HUGE SUMMER SALE!!!! EVERYTHING 50% OFF

11 January 2016

In a Nutshell: Nut Farms of California

I am a New Yorker so what I’m about to say may be a little shocking. California is an amazing place, particularly for nut farms. Nut acreage. Nuts like cashews, pistachios and walnuts.

I came across a red walnut on my last trip out there that I can’t forget. It was creamier than a black walnut, more flavorful, ambrosia-ish. It piqued my curiosity—as all nature seems to do, so I did a little research.

It turns out the walnut has a name and you can call him Robert. Robert Livermore. The hybrid nut was developed at University of California, Davis, and named after a walnut supporter. The Fruit and Nut Research Center has the family tree, if you’re interested in following this precocious gem down its wonderful path. The educational center at UC, Davis, has also created an entire video series—“Budding, Grafting, and Planting Walnut Trees”— of how to pamper a walnut tree from bareroot forward. I’m not sure if you can get the bareroot tree Robert Livermore. But if you can, let me know where.
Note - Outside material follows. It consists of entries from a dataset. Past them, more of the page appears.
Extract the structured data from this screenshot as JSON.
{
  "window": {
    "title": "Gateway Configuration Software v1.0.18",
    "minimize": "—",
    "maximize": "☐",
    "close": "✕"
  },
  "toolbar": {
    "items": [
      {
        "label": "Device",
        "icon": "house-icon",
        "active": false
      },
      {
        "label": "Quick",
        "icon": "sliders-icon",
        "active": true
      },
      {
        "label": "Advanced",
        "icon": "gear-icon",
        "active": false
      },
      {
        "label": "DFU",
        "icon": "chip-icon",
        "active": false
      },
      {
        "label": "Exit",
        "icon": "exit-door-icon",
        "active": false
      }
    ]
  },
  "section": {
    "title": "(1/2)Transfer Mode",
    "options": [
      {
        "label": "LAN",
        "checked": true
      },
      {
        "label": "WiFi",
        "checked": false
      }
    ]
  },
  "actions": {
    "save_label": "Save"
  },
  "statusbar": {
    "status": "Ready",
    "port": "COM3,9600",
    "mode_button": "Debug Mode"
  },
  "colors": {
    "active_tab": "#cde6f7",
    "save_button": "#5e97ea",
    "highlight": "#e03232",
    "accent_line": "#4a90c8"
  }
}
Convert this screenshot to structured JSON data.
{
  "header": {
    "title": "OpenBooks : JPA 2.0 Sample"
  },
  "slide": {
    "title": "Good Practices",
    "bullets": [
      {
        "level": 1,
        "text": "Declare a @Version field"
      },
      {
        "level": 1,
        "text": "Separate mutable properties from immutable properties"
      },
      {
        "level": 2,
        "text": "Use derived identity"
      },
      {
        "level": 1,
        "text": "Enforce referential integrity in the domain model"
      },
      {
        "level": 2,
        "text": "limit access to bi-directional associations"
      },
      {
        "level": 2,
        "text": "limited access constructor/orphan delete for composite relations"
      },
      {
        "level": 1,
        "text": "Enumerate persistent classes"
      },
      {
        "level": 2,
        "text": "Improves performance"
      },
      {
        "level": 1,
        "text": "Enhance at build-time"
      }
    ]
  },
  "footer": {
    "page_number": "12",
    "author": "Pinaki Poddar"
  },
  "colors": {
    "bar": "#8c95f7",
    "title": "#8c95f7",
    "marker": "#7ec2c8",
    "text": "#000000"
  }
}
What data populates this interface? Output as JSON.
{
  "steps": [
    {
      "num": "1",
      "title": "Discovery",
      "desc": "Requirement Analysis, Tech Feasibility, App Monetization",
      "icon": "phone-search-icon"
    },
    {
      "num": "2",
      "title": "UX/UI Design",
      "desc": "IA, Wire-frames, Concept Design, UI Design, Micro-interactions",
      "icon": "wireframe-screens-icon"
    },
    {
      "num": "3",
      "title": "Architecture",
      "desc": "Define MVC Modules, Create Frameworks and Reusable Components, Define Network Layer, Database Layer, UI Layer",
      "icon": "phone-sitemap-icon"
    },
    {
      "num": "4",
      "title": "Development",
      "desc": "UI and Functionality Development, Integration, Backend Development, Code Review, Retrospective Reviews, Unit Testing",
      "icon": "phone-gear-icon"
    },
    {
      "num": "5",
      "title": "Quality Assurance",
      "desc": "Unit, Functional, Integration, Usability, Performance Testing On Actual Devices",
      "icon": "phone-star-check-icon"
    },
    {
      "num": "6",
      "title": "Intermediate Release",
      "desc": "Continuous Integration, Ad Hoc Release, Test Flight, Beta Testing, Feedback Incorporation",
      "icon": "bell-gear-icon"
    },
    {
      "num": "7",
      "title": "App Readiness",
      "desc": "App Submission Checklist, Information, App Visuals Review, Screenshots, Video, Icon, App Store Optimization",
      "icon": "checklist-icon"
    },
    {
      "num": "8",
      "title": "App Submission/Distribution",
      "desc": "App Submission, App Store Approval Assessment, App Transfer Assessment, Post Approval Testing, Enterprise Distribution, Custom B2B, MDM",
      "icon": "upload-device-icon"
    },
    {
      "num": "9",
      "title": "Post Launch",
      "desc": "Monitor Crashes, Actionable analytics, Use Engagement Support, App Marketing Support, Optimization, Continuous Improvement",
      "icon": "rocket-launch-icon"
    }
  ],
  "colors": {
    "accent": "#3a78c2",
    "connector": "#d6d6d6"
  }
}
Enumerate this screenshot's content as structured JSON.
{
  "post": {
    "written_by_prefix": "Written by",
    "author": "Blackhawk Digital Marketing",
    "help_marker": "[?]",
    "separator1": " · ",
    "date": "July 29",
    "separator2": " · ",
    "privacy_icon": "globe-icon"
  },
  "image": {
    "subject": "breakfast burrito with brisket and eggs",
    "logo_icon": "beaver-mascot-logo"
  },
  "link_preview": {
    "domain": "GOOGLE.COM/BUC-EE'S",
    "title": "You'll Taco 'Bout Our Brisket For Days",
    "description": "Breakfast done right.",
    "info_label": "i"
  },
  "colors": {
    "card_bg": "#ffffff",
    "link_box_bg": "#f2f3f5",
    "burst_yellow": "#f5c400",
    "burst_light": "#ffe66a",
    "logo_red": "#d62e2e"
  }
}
A few other facts you should know about walnuts (if you’re a geek about plant knowledge):
* More than 99% of the walnuts in U.S. are grown in California’s Central Valley
* 4,600 or so family farms grow walnuts in California
* Harvesting begins in late August and carries on until early October (typically)
* Mechanical shakers vigorously shake each tree and thousands of walnuts fall to the ground
* The Romans of long ago called walnuts Juglans regia, or Jupiter’s royal acorn
* Early history indicates that walnuts came from ancient Persia, where they were reserved for royalty
* And most importantly, a walnut, although beautiful, would never make a good pendant. There are some odd looking shapes you should never wear on your finger or around your neck.